The island citizens -- "the Belongers" -- enjoy one of the best primary and secondary educational systems in the region. The Belongers share such a warm familiarity that it's easy to see why many have embraced the possibility that all are connected by blood, descended from the 193 African slaves freed on these isolated islands when the slave ship Trouvadore, carrying them to lives of bondage in the Americas, wrecked on the East Caicos reef in 1841. Research is underway by a Turks & Caicos National Museum expedition team to discern whether a shipwreck found off East Caicos in 2004 is the Trouvadore -- and if so, whether its inhabitants were indeed the progenitors of the modern-day Belongers. For the latest information, go to


For those who knew and loved the TCI in slower times and who had concerns that the islands were in danger of being overdeveloped (or even ruinously developed), it's comforting to know that of the 40 islands that compose the TCI, only 10 are inhabited. Even the most populous beach, Provo's Grace Bay, has long, dreamy stretches where you're the only soul on the soft sand. The focus has been on sustainable development and low-impact, high-end properties -- boutique resorts with ecologically sensitive bones -- a vision held in large part through the fizzy boom times. And perhaps the financial recession/constitutional crisis is something of a blessing in disguise, a necessary stopgap for a runaway train. With things moving at a little slower pace, perhaps the business side will be more in tune with the natural rhythms of the island nation -- essential for the survival of both. For the islanders who live and work in the TCI, and for travelers who love its bounteous beauty and soul, that's awfully heartening.

Turks & Caicos at a Glance

Location: The Turks and Caicos archipelago is located in the British West Indies, 48km (30 miles) south of the Bahamas, 161km (100 miles) northeast of the Dominican Republic, and 925km (575 miles) southeast of Miami. The TCI is not officially in the Caribbean -- it's in the Atlantic Ocean.


Population: The country's population is approximately 30,000 people. Citizens of the TCI, called "Belongers," are primarily the descendants of African slaves and comprise more than half the islands' population. A large group of Haitian expats live and work in the TCI (many of them so long they have become Belongers). Other expat groups include a growing number of Jamaicans and Filipinos.

Size: The two island groups -- the Turks islands and the Caicos islands -- together comprise 500 sq. km (193 sq. miles) and are separated by the 35km (22-mile) Columbus Passage, the sea route Christopher Columbus took during his exploration of the New World in 1492.

Economy: Tourism, fishing, and the offshore finance industry are the big three. Regarding the latter, the islands are a "zero tax" jurisdiction and have no taxes on income, capital gains, corporate profits, inheritance, or estates. There are no controls on transferring funds or assets in or out of the country.

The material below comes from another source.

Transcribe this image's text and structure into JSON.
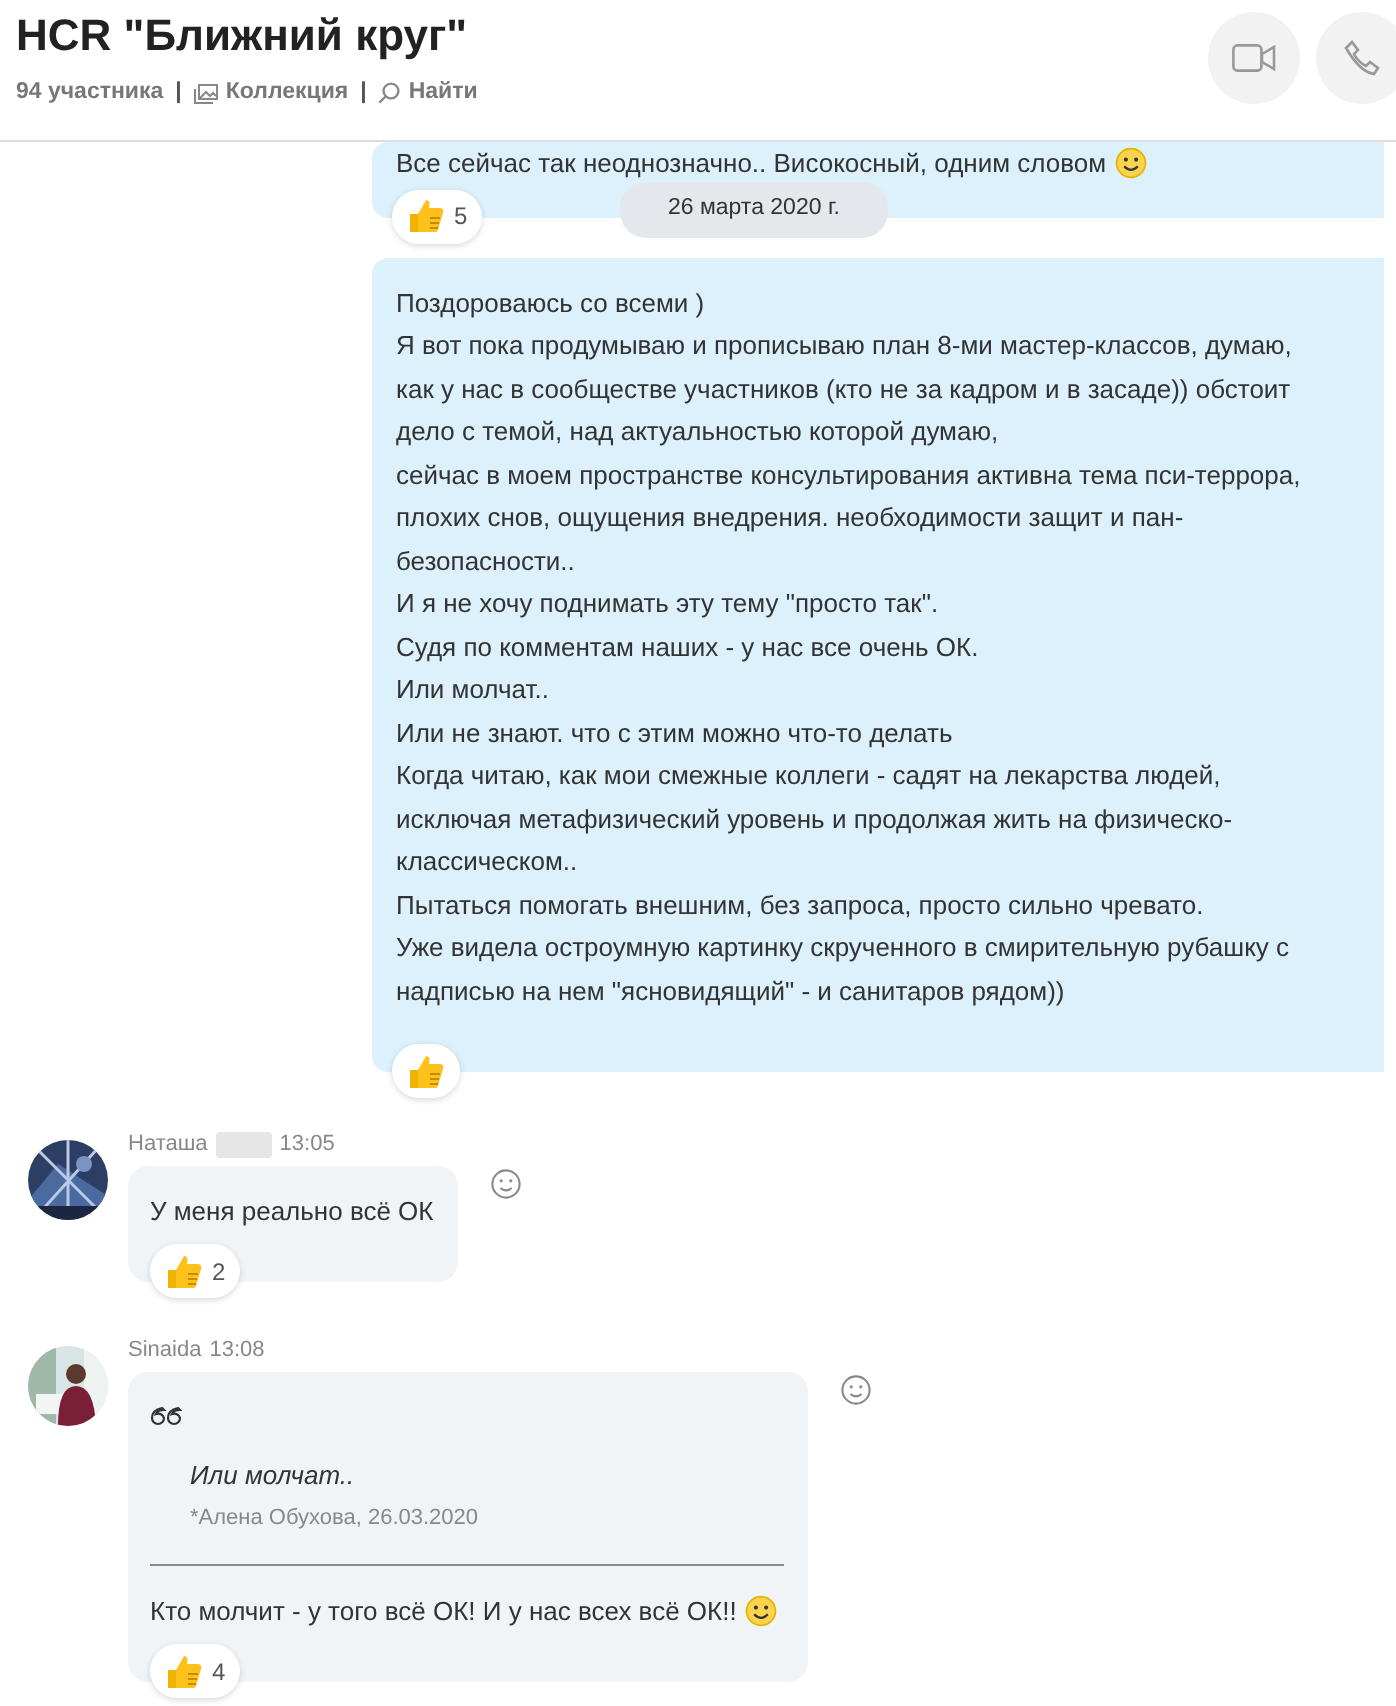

Government: The TCI is a British Crown Colony. A queen-appointed governor holds executive power and presides over an Executive Council. A 1987 constitution established a representative democracy, and today the local government is elected by the citizens and includes a premier (the country's first), a deputy premier, other ministers, and a legislative council empowered to enact local statutes. The TCI seat of government is Cockburn Town in Grand Turk. Note: At press time, corruption concerns have led the British government to suspend the constitution and assume governance of the island for at least 2 years. The plan is to return self-rule to the island once governmental safeguards have been put into place.

Last time the queen visited: 1966. Elizabeth II stopped in at South Caicos for the day, sailing in on the royal yacht Britannia.


Note: This information was accurate when it was published, but can change without notice. Please be sure to confirm all rates and details directly with the companies in question before planning your trip.